Throughout antiquity Egypt was a land of hundreds of tiny villages, with constantly warring tribes, loosely divided between Upper and
Lower Egypt. Then, in the space of a few extraordinary decades, the impossible happened. An incredible man, King Narmer (also known as Menes), united Upper and Lower Egypt.
The First Pharaoh is the story of Narmer and his epic journey, seen through his eyes and those of his Chief Scribe, the shaman Anhotek. We experience the culture Narmer lived in and shaped, the battles he fought to unite his people, the woman he loved and nearly lost, the enemies even in his own court who plotted against him, and his many successes and painful failures. Above all, we see how Narmer’s loving relationship with Anhotek defined his personal vision for his country and its people.
"It has long been said that fools scheme and gods laugh." -- Anhotek
This story is split between narratives by Anhotek and Narmer. I found the Anhotek narrative more engaging than the Narmer one. I felt that Narmer was mostly being advised on things versus actually doing things for himself after the Battle of Dep. He did not have many original ideas for himself. The Battle of Dep was exciting, but afterwards there was not much that the King did. Things were heard of after the fact. I think this book could have been much longer and more engaging. So many things could have been explored.
I liked how Picker would take the time to think through moments that were troublesome for Narmer. I thought his journeys of self-discovery were very insightful and enduring. However, these could have been sandwiched between a little more hands-on action by Narmer (infiltrating one of Mersyankh's schemes or something more of Neter-Maat's marriage -- why was it brought up at all since nothing came up after the mention of it). I also wanted more from the societies. Things were very closely centered around Narmer. One of the last lucid conversations we get from Narmer is with his son and a mistake he must learn to correct. Unfortunately, we never go back to learn how this mistake is fixed. The author gives us the fact that Narmer is now letting things go and trusting his son. And this story is about Narmer's journey, not his son's. I would have liked more however. It was all well-written with an enjoyable narrative that kept you interested.
"Each of our elders lives inside us, reminding us of our past, lighting the path ahead of us with their wisdom." -- Meruka
I saw a few mergings of religious beliefs in the book. While I've never heard of "Anubis' river" as mentioned in one passage, I actually thought of this reference as an early allusion to Hades and the River Stix. And I can imagine how this "Anubis river" developed later into the beliefs of a river journey the pharaoh would take on Ra's boat after death. One of my favorite descriptives, though, was how Anhotek compares Me'ka'el's religious beliefs to Kem's. It was a beautiful way to look at differences as actually being all parts to the same whole.
"One thing you must understand is that no all gifts are easy to bear. The most cherished gifts of all are both blessings and curses." --Anhotek
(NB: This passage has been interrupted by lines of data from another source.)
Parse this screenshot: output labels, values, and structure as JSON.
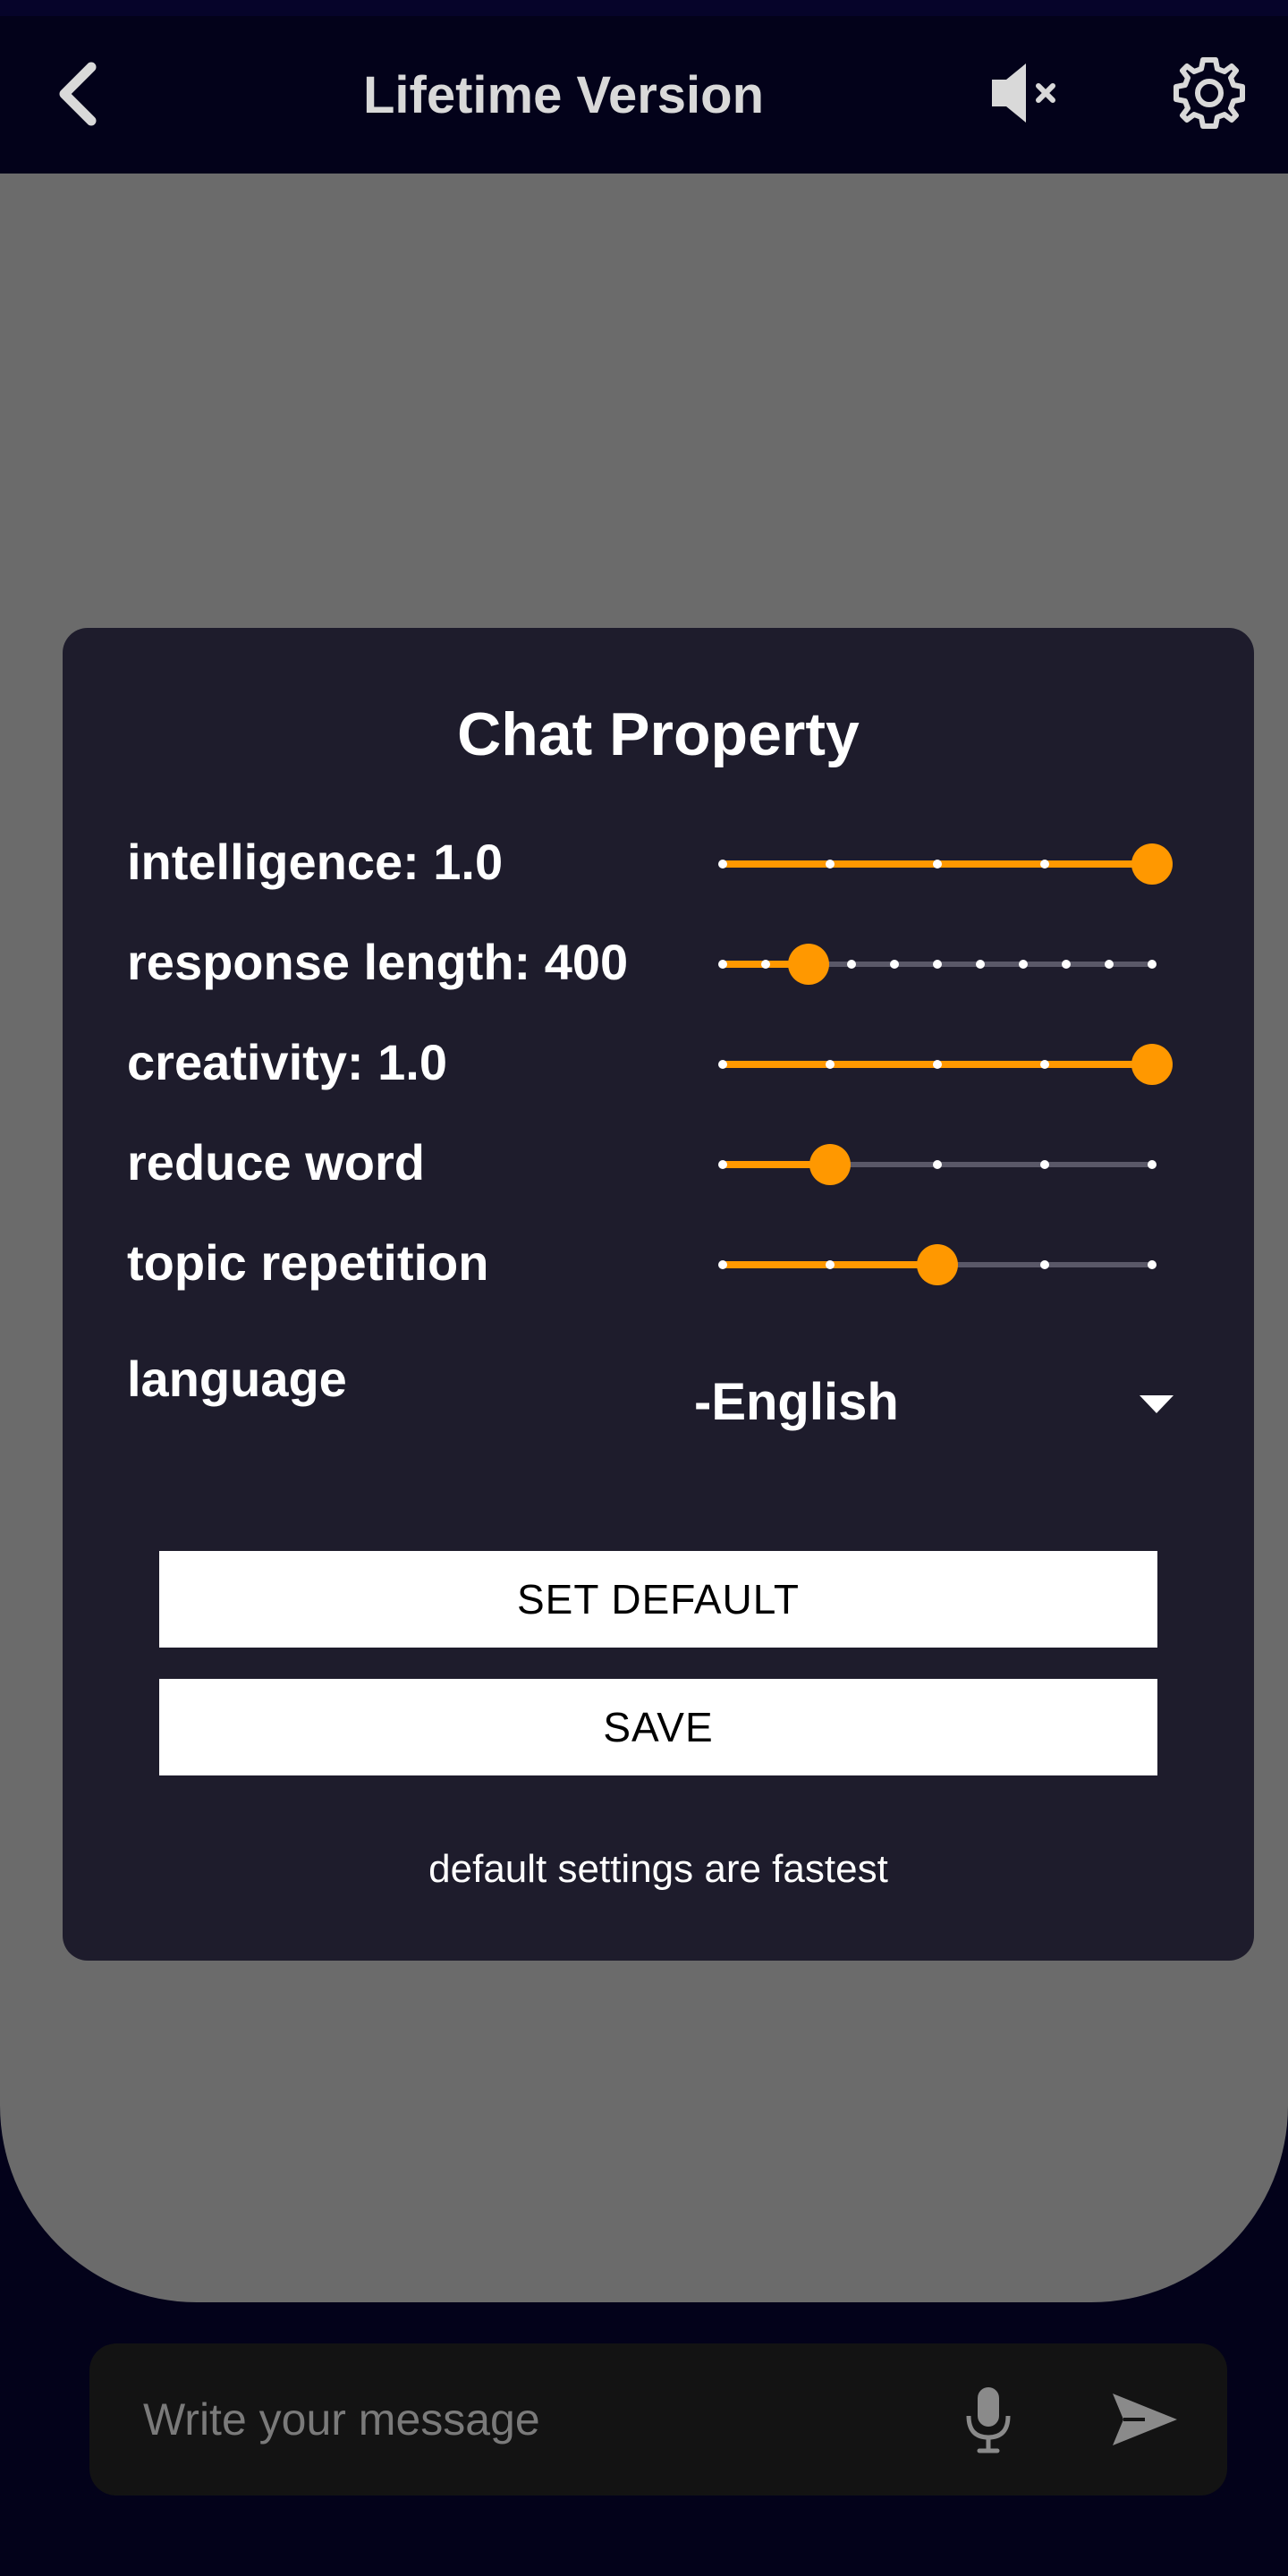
{
  "header": {
    "title": "Lifetime Version",
    "icons": [
      "chevron-left-icon",
      "speaker-muted-icon",
      "gear-icon"
    ]
  },
  "dialog": {
    "title": "Chat Property",
    "settings": [
      {
        "label": "intelligence: 1.0",
        "steps": 5,
        "selected_index": 4
      },
      {
        "label": "response length: 400",
        "steps": 11,
        "selected_index": 2
      },
      {
        "label": "creativity: 1.0",
        "steps": 5,
        "selected_index": 4
      },
      {
        "label": "reduce word",
        "steps": 5,
        "selected_index": 1
      },
      {
        "label": "topic repetition",
        "steps": 5,
        "selected_index": 2
      }
    ],
    "language": {
      "label": "language",
      "value": "-English"
    },
    "set_default_label": "SET DEFAULT",
    "save_label": "SAVE",
    "hint": "default settings are fastest"
  },
  "input": {
    "placeholder": "Write your message",
    "icons": [
      "microphone-icon",
      "send-icon"
    ]
  },
  "colors": {
    "background": "#03021a",
    "dialog": "#1e1c2c",
    "accent": "#ff9800",
    "track": "#5a5868",
    "overlay": "#6b6b6b"
  }
}
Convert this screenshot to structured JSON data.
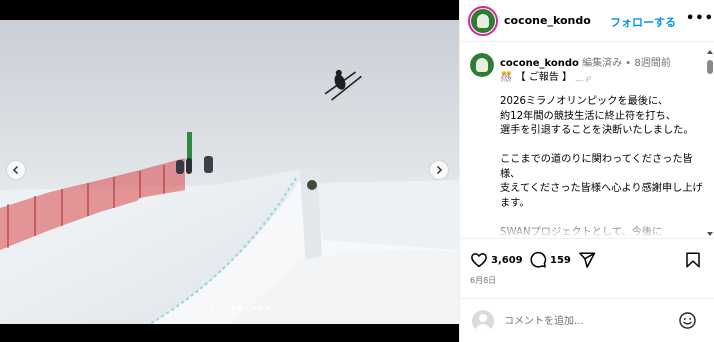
{
  "post": {
    "username": "cocone_kondo",
    "follow_label": "フォローする",
    "more_label": "•••"
  },
  "media": {
    "slide_count": 12,
    "active_slide": 7
  },
  "caption": {
    "username": "cocone_kondo",
    "edited": "編集済み",
    "separator": "•",
    "time_ago": "8週間前",
    "heading_emoji": "🎊",
    "heading": "【 ご報告 】",
    "heading_trail": "﹏ ℘",
    "body": "2026ミラノオリンピックを最後に、\n約12年間の競技生活に終止符を打ち、\n選手を引退することを決断いたしました。\n\nここまでの道のりに関わってくださった皆様、\n支えてくださった皆様へ心より感謝申し上げます。\n\nSWANプロジェクトとして、今後に"
  },
  "actions": {
    "likes": "3,609",
    "comments": "159"
  },
  "date": "6月8日",
  "comment_input": {
    "placeholder": "コメントを追加..."
  },
  "colors": {
    "follow_blue": "#0095f6",
    "avatar_ring": "#d6249f",
    "avatar_green": "#2e7d32"
  },
  "icons": {
    "like": "heart-icon",
    "comment": "comment-icon",
    "share": "paper-plane-icon",
    "save": "bookmark-icon",
    "emoji": "smiley-icon",
    "prev": "chevron-left-icon",
    "next": "chevron-right-icon"
  }
}
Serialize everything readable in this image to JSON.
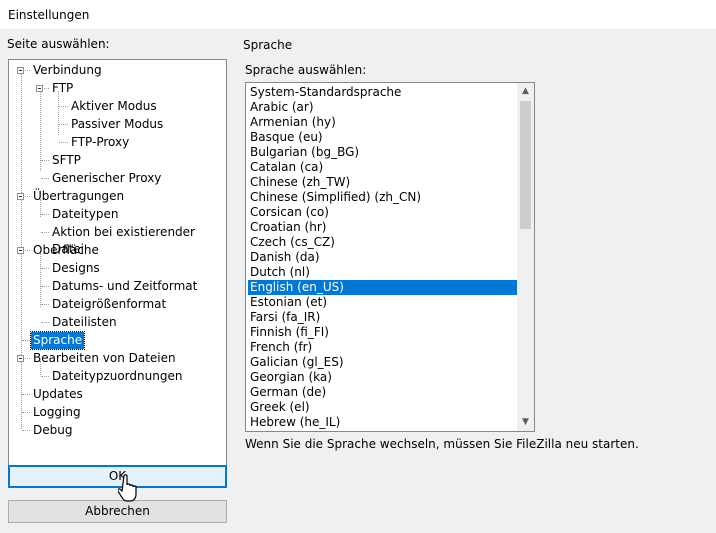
{
  "window": {
    "title": "Einstellungen"
  },
  "tree": {
    "label": "Seite auswählen:",
    "items": [
      {
        "label": "Verbindung",
        "level": 0,
        "expander": true
      },
      {
        "label": "FTP",
        "level": 1,
        "expander": true
      },
      {
        "label": "Aktiver Modus",
        "level": 2
      },
      {
        "label": "Passiver Modus",
        "level": 2
      },
      {
        "label": "FTP-Proxy",
        "level": 2
      },
      {
        "label": "SFTP",
        "level": 1
      },
      {
        "label": "Generischer Proxy",
        "level": 1
      },
      {
        "label": "Übertragungen",
        "level": 0,
        "expander": true
      },
      {
        "label": "Dateitypen",
        "level": 1
      },
      {
        "label": "Aktion bei existierender Datei",
        "level": 1
      },
      {
        "label": "Oberfläche",
        "level": 0,
        "expander": true
      },
      {
        "label": "Designs",
        "level": 1
      },
      {
        "label": "Datums- und Zeitformat",
        "level": 1
      },
      {
        "label": "Dateigrößenformat",
        "level": 1
      },
      {
        "label": "Dateilisten",
        "level": 1
      },
      {
        "label": "Sprache",
        "level": 0,
        "selected": true
      },
      {
        "label": "Bearbeiten von Dateien",
        "level": 0,
        "expander": true
      },
      {
        "label": "Dateitypzuordnungen",
        "level": 1
      },
      {
        "label": "Updates",
        "level": 0
      },
      {
        "label": "Logging",
        "level": 0
      },
      {
        "label": "Debug",
        "level": 0
      }
    ]
  },
  "buttons": {
    "ok": "OK",
    "cancel": "Abbrechen"
  },
  "language_page": {
    "group_title": "Sprache",
    "select_label": "Sprache auswählen:",
    "languages": [
      "System-Standardsprache",
      "Arabic (ar)",
      "Armenian (hy)",
      "Basque (eu)",
      "Bulgarian (bg_BG)",
      "Catalan (ca)",
      "Chinese (zh_TW)",
      "Chinese (Simplified) (zh_CN)",
      "Corsican (co)",
      "Croatian (hr)",
      "Czech (cs_CZ)",
      "Danish (da)",
      "Dutch (nl)",
      "English (en_US)",
      "Estonian (et)",
      "Farsi (fa_IR)",
      "Finnish (fi_FI)",
      "French (fr)",
      "Galician (gl_ES)",
      "Georgian (ka)",
      "German (de)",
      "Greek (el)",
      "Hebrew (he_IL)"
    ],
    "selected_language": "English (en_US)",
    "restart_note": "Wenn Sie die Sprache wechseln, müssen Sie FileZilla neu starten."
  },
  "colors": {
    "selection": "#0078d7",
    "dialog_bg": "#f0f0f0",
    "default_button_border": "#0078d7"
  }
}
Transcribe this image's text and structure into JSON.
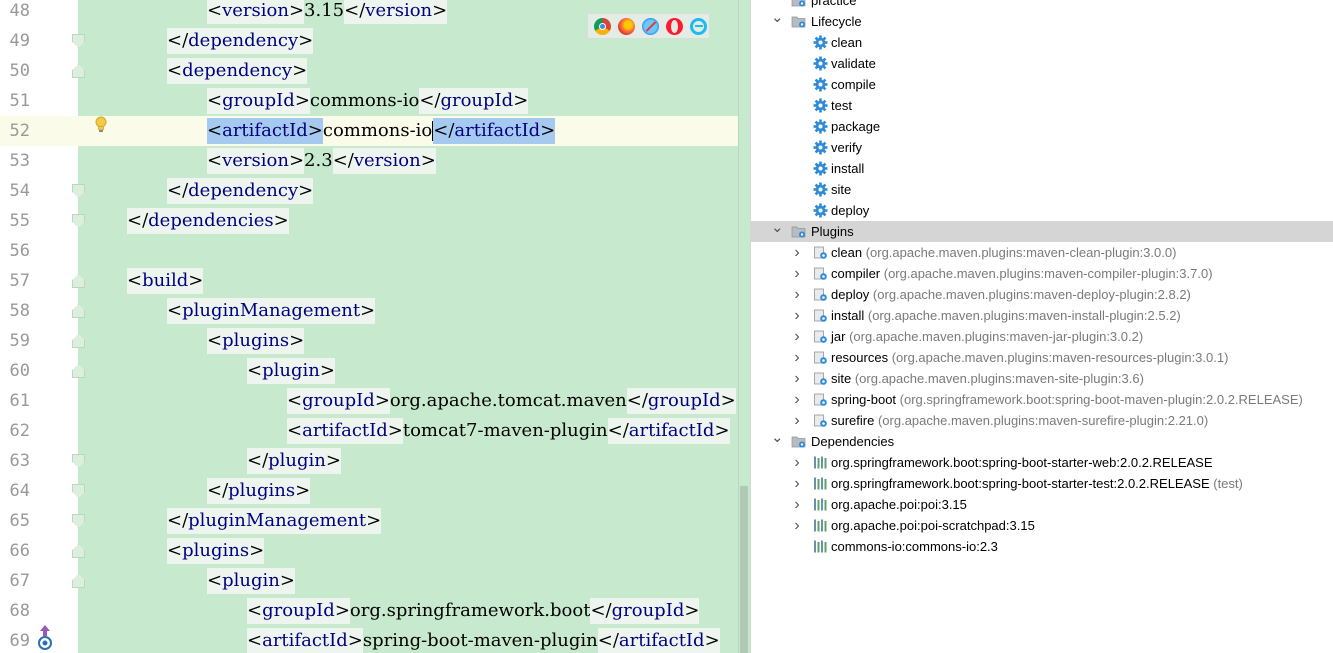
{
  "editor": {
    "lines": [
      {
        "num": "48",
        "indent": 2,
        "parts": [
          [
            "br",
            "<"
          ],
          [
            "tg",
            "version"
          ],
          [
            "br",
            ">"
          ],
          [
            "tx",
            "3.15"
          ],
          [
            "br",
            "</"
          ],
          [
            "tg",
            "version"
          ],
          [
            "br",
            ">"
          ]
        ],
        "fold": ""
      },
      {
        "num": "49",
        "indent": 1,
        "parts": [
          [
            "br",
            "</"
          ],
          [
            "tg",
            "dependency"
          ],
          [
            "br",
            ">"
          ]
        ],
        "fold": "end"
      },
      {
        "num": "50",
        "indent": 1,
        "parts": [
          [
            "br",
            "<"
          ],
          [
            "tg",
            "dependency"
          ],
          [
            "br",
            ">"
          ]
        ],
        "fold": "start"
      },
      {
        "num": "51",
        "indent": 2,
        "parts": [
          [
            "br",
            "<"
          ],
          [
            "tg",
            "groupId"
          ],
          [
            "br",
            ">"
          ],
          [
            "tx",
            "commons-io"
          ],
          [
            "br",
            "</"
          ],
          [
            "tg",
            "groupId"
          ],
          [
            "br",
            ">"
          ]
        ],
        "fold": ""
      },
      {
        "num": "52",
        "indent": 2,
        "parts": [
          [
            "selbr",
            "<"
          ],
          [
            "seltg",
            "artifactId"
          ],
          [
            "selbr",
            ">"
          ],
          [
            "tx",
            "commons-io"
          ],
          [
            "caret",
            ""
          ],
          [
            "selbr",
            "</"
          ],
          [
            "seltg",
            "artifactId"
          ],
          [
            "selbr",
            ">"
          ]
        ],
        "fold": "",
        "current": true
      },
      {
        "num": "53",
        "indent": 2,
        "parts": [
          [
            "br",
            "<"
          ],
          [
            "tg",
            "version"
          ],
          [
            "br",
            ">"
          ],
          [
            "tx",
            "2.3"
          ],
          [
            "br",
            "</"
          ],
          [
            "tg",
            "version"
          ],
          [
            "br",
            ">"
          ]
        ],
        "fold": ""
      },
      {
        "num": "54",
        "indent": 1,
        "parts": [
          [
            "br",
            "</"
          ],
          [
            "tg",
            "dependency"
          ],
          [
            "br",
            ">"
          ]
        ],
        "fold": "end"
      },
      {
        "num": "55",
        "indent": 0,
        "parts": [
          [
            "br",
            "</"
          ],
          [
            "tg",
            "dependencies"
          ],
          [
            "br",
            ">"
          ]
        ],
        "fold": "end"
      },
      {
        "num": "56",
        "indent": 0,
        "parts": [],
        "fold": ""
      },
      {
        "num": "57",
        "indent": 0,
        "parts": [
          [
            "br",
            "<"
          ],
          [
            "tg",
            "build"
          ],
          [
            "br",
            ">"
          ]
        ],
        "fold": "start"
      },
      {
        "num": "58",
        "indent": 1,
        "parts": [
          [
            "br",
            "<"
          ],
          [
            "tg",
            "pluginManagement"
          ],
          [
            "br",
            ">"
          ]
        ],
        "fold": "start"
      },
      {
        "num": "59",
        "indent": 2,
        "parts": [
          [
            "br",
            "<"
          ],
          [
            "tg",
            "plugins"
          ],
          [
            "br",
            ">"
          ]
        ],
        "fold": "start"
      },
      {
        "num": "60",
        "indent": 3,
        "parts": [
          [
            "br",
            "<"
          ],
          [
            "tg",
            "plugin"
          ],
          [
            "br",
            ">"
          ]
        ],
        "fold": "start"
      },
      {
        "num": "61",
        "indent": 4,
        "parts": [
          [
            "br",
            "<"
          ],
          [
            "tg",
            "groupId"
          ],
          [
            "br",
            ">"
          ],
          [
            "tx",
            "org.apache.tomcat.maven"
          ],
          [
            "br",
            "</"
          ],
          [
            "tg",
            "groupId"
          ],
          [
            "br",
            ">"
          ]
        ],
        "fold": ""
      },
      {
        "num": "62",
        "indent": 4,
        "parts": [
          [
            "br",
            "<"
          ],
          [
            "tg",
            "artifactId"
          ],
          [
            "br",
            ">"
          ],
          [
            "tx",
            "tomcat7-maven-plugin"
          ],
          [
            "br",
            "</"
          ],
          [
            "tg",
            "artifactId"
          ],
          [
            "br",
            ">"
          ]
        ],
        "fold": ""
      },
      {
        "num": "63",
        "indent": 3,
        "parts": [
          [
            "br",
            "</"
          ],
          [
            "tg",
            "plugin"
          ],
          [
            "br",
            ">"
          ]
        ],
        "fold": "end"
      },
      {
        "num": "64",
        "indent": 2,
        "parts": [
          [
            "br",
            "</"
          ],
          [
            "tg",
            "plugins"
          ],
          [
            "br",
            ">"
          ]
        ],
        "fold": "end"
      },
      {
        "num": "65",
        "indent": 1,
        "parts": [
          [
            "br",
            "</"
          ],
          [
            "tg",
            "pluginManagement"
          ],
          [
            "br",
            ">"
          ]
        ],
        "fold": "end"
      },
      {
        "num": "66",
        "indent": 1,
        "parts": [
          [
            "br",
            "<"
          ],
          [
            "tg",
            "plugins"
          ],
          [
            "br",
            ">"
          ]
        ],
        "fold": "start"
      },
      {
        "num": "67",
        "indent": 2,
        "parts": [
          [
            "br",
            "<"
          ],
          [
            "tg",
            "plugin"
          ],
          [
            "br",
            ">"
          ]
        ],
        "fold": "start"
      },
      {
        "num": "68",
        "indent": 3,
        "parts": [
          [
            "br",
            "<"
          ],
          [
            "tg",
            "groupId"
          ],
          [
            "br",
            ">"
          ],
          [
            "tx",
            "org.springframework.boot"
          ],
          [
            "br",
            "</"
          ],
          [
            "tg",
            "groupId"
          ],
          [
            "br",
            ">"
          ]
        ],
        "fold": ""
      },
      {
        "num": "69",
        "indent": 3,
        "parts": [
          [
            "br",
            "<"
          ],
          [
            "tg",
            "artifactId"
          ],
          [
            "br",
            ">"
          ],
          [
            "tx",
            "spring-boot-maven-plugin"
          ],
          [
            "br",
            "</"
          ],
          [
            "tg",
            "artifactId"
          ],
          [
            "br",
            ">"
          ]
        ],
        "fold": ""
      }
    ],
    "browsers": [
      "chrome-icon",
      "firefox-icon",
      "safari-icon",
      "opera-icon",
      "ie-icon"
    ]
  },
  "maven": {
    "top_partial": "practice",
    "lifecycle_label": "Lifecycle",
    "lifecycle": [
      "clean",
      "validate",
      "compile",
      "test",
      "package",
      "verify",
      "install",
      "site",
      "deploy"
    ],
    "plugins_label": "Plugins",
    "plugins": [
      {
        "name": "clean",
        "detail": "(org.apache.maven.plugins:maven-clean-plugin:3.0.0)"
      },
      {
        "name": "compiler",
        "detail": "(org.apache.maven.plugins:maven-compiler-plugin:3.7.0)"
      },
      {
        "name": "deploy",
        "detail": "(org.apache.maven.plugins:maven-deploy-plugin:2.8.2)"
      },
      {
        "name": "install",
        "detail": "(org.apache.maven.plugins:maven-install-plugin:2.5.2)"
      },
      {
        "name": "jar",
        "detail": "(org.apache.maven.plugins:maven-jar-plugin:3.0.2)"
      },
      {
        "name": "resources",
        "detail": "(org.apache.maven.plugins:maven-resources-plugin:3.0.1)"
      },
      {
        "name": "site",
        "detail": "(org.apache.maven.plugins:maven-site-plugin:3.6)"
      },
      {
        "name": "spring-boot",
        "detail": "(org.springframework.boot:spring-boot-maven-plugin:2.0.2.RELEASE)"
      },
      {
        "name": "surefire",
        "detail": "(org.apache.maven.plugins:maven-surefire-plugin:2.21.0)"
      }
    ],
    "dependencies_label": "Dependencies",
    "dependencies": [
      {
        "name": "org.springframework.boot:spring-boot-starter-web:2.0.2.RELEASE",
        "detail": "",
        "expandable": true
      },
      {
        "name": "org.springframework.boot:spring-boot-starter-test:2.0.2.RELEASE",
        "detail": "(test)",
        "expandable": true
      },
      {
        "name": "org.apache.poi:poi:3.15",
        "detail": "",
        "expandable": true
      },
      {
        "name": "org.apache.poi:poi-scratchpad:3.15",
        "detail": "",
        "expandable": true
      },
      {
        "name": "commons-io:commons-io:2.3",
        "detail": "",
        "expandable": false
      }
    ],
    "colors": {
      "gear": "#2e8bd8",
      "detail": "#7a7a7a",
      "selected_row": "#d5d5d5"
    }
  }
}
I did find inaccuracies in the story including the way names were spelled and random characters in front of or behind a word. One inconsistency was Hor-Aha vs. Hor-aha. However, this was e-published through Createspace, which is a self-publishing site and is why there are e-print errors (as there are no professional editors going over things with a fine-tooth comb). So I did not let these minor errors distract me from the story.
"It is an odd thing, raising a child. We go through the difficult process of growing up ourselves and so think ourselves able to turn around and grow our children, as if one had anything to do with the other... Youth believe with all the passions of their ba that they are not mortal. They see with only one set of eyes... eyes that only see forward. Adults have gained the use of the other set, the one that looks backwards at life's experiences." -- Narmer
I thought perhaps a few inventions of the storyline were too modern by ancient Egyptian standards. While they did begin agricultural water management during King Scorpion's time, I believe the taxation of farmers based on water levels was enacted in a much later dynasty.
"... many barriers we face are there only because we choose to see them as such."
In the end, I enjoyed this escape into what life might have been like for the first pharaoh of a united egypt and learning about what might have weighed on his heart, his reign, and his beliefs. There were some beautiful passages in this story. I especially enjoyed reading about Narmer's love for his wife and their thoughtful moments together (not so much their physical exploits). I liked the way the book ended in the final chapter. It was poignant and touching and a good reflection on all Narmer had discovered about his life and himself. He was at peace with not only his life but also at peace with his father. He learned that the good and the bad moments of his life shaped him into the great ruler that he became for his country.
"We are not only of the gods, but also part of them." -- Narmer
Just released December 2016: "The Forgotten" volume 2 "Heir of the Heretic"
Reviewed and awarded the
2016 Indie Editor's Choice
by the Historical Novel Society.
Long listed for the Historical Novel Society 2017 Indie Award.
Goodreads profile at: https://www.goodreads.com/JElse